A hard inquiry is a request for your credit to be checked, usually in order to make a decision on a loan or credit card application. It may lower your credit score by a few points, but it’s just for a short time.
When you check your own credit, it’s considered a soft credit inquiry or soft credit check, and it has no effect on your credit score.
When and why your credit record can be examined is limited under the Fair Credit Reporting Act.
What is a difficult inquiry?
You must consent to a hard inquiry, often known as a hard pull or hard credit check. When you apply for credit, such as a mortgage, credit card, auto loan, school loan, or personal loan, it sets off this alarm. Whether you’re only searching for pre-qualification to see if you should apply, it won’t happen.
This query becomes part of your credit report, which means it will be visible to everyone who pulls your credit. A hard inquiry will be on your credit report for two years, but it will have no effect on your credit score after that.
What is the impact of a hard inquiry on your credit score?
A single hard inquiry might lower your FICO score by up to 5 points. When “rate shopping” for mortgages, student loans, and car loans, the most commonly used FICO model considers all inquiries within a 45-day period as one query. FICO’s rival, VantageScore, and older FICO models similarly combine inquiries for rate shopping, but over a 14-day period. According to a VantageScore representative, a hard inquiry can reduce a VantageScore by up to ten points.
Most lenders and credit card companies will request a credit report from one of the three main credit bureaus: Equifax, Experian, or TransUnion. As a result, the query will only appear on one of your credit reports. The only exception is when applying for a mortgage, in which case all three credit bureaus are typically reviewed.
It’s a good idea to keep tough questions to a minimum. Before you apply for credit, make sure you’re as sure as possible that you’ll be authorized so you don’t lose points for not obtaining the approval you want. Applying for credit on the spur of the moment is not a good idea. Consider if the benefit of a discount or bonus is worth the risk of damaging your credit score. A few points may not be a huge concern if your credit is good. However, if your credit rating is on the decline, you should reconsider.

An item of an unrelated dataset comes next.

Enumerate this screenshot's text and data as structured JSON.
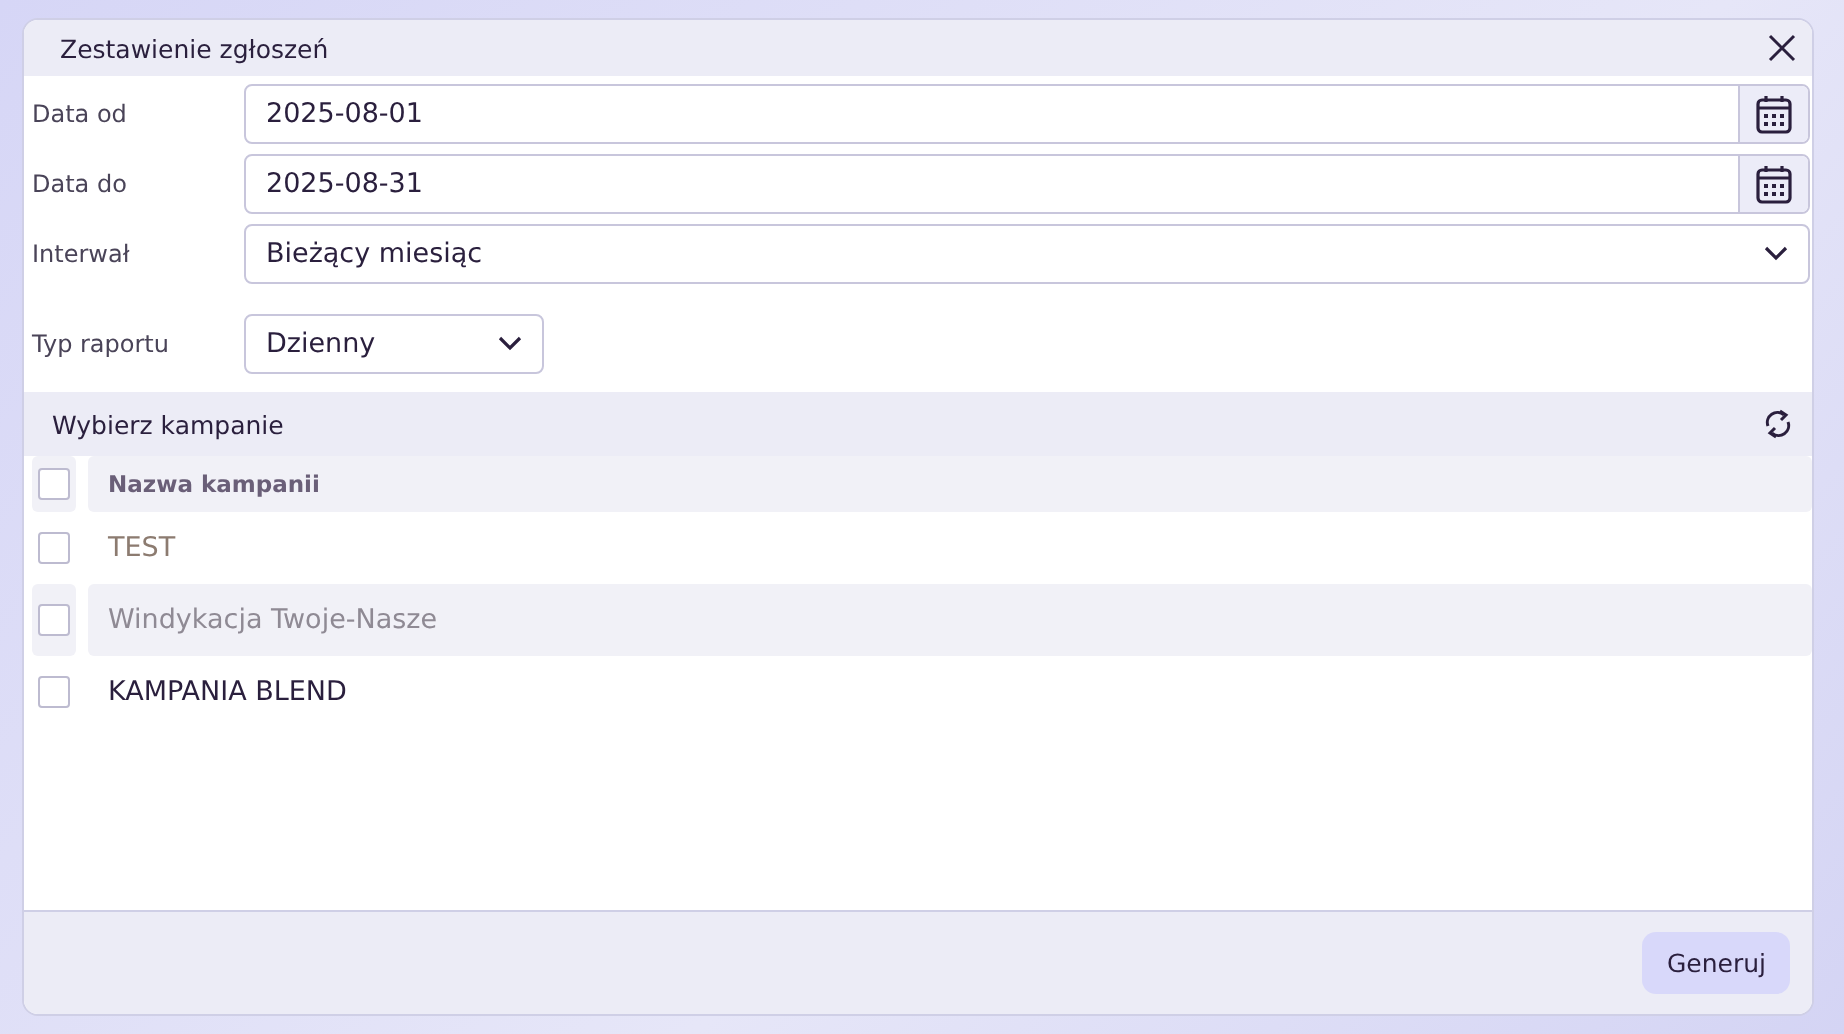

What is the definition of a gentle inquiry?
Soft inquiries, commonly referred to as soft pulls or soft credit checks, can happen without your knowledge. Whether you’ve ever received a credit card offer in the mail, the credit card company most certainly ran a mild credit check to determine if you’d be a good fit. The same is true for other loan kinds, as well as when a mortgage broker or lender does a pre-qualification or preapproval.
Employers may also do a background check on you, which may include a review of your updated credit report. While they will require your permission to look at your credit record, it isn’t a hard inquiry because it isn’t for the purpose of choosing whether or not to grant you credit.
Above all, monitoring your personal credit is a soft inquiry that has no impact on your credit score. You may also acquire your credit reports from the three main credit agencies through AnnualCreditReport.com.
Soft inquiries are included on your credit reports, but they don’t appear on the reports that creditors see.
Is it better to have a hard credit investigation or a soft credit inquiry?
Some questions are easy to answer while others are difficult to answer. You may be subjected to a hard inquiry or a soft inquiry if you rent a car, register for a rental unit, sign up for cable TV or internet service, create a bank account, or someone just needs to verify your identification. Asking a possible landlord or service provider is the only method to find out ahead of time.
Finally, if you feel a hard inquiry should not be on your credit report, you may dispute it just like any other wrong information. It’s worth looking into since it might indicate fraud or identity theft.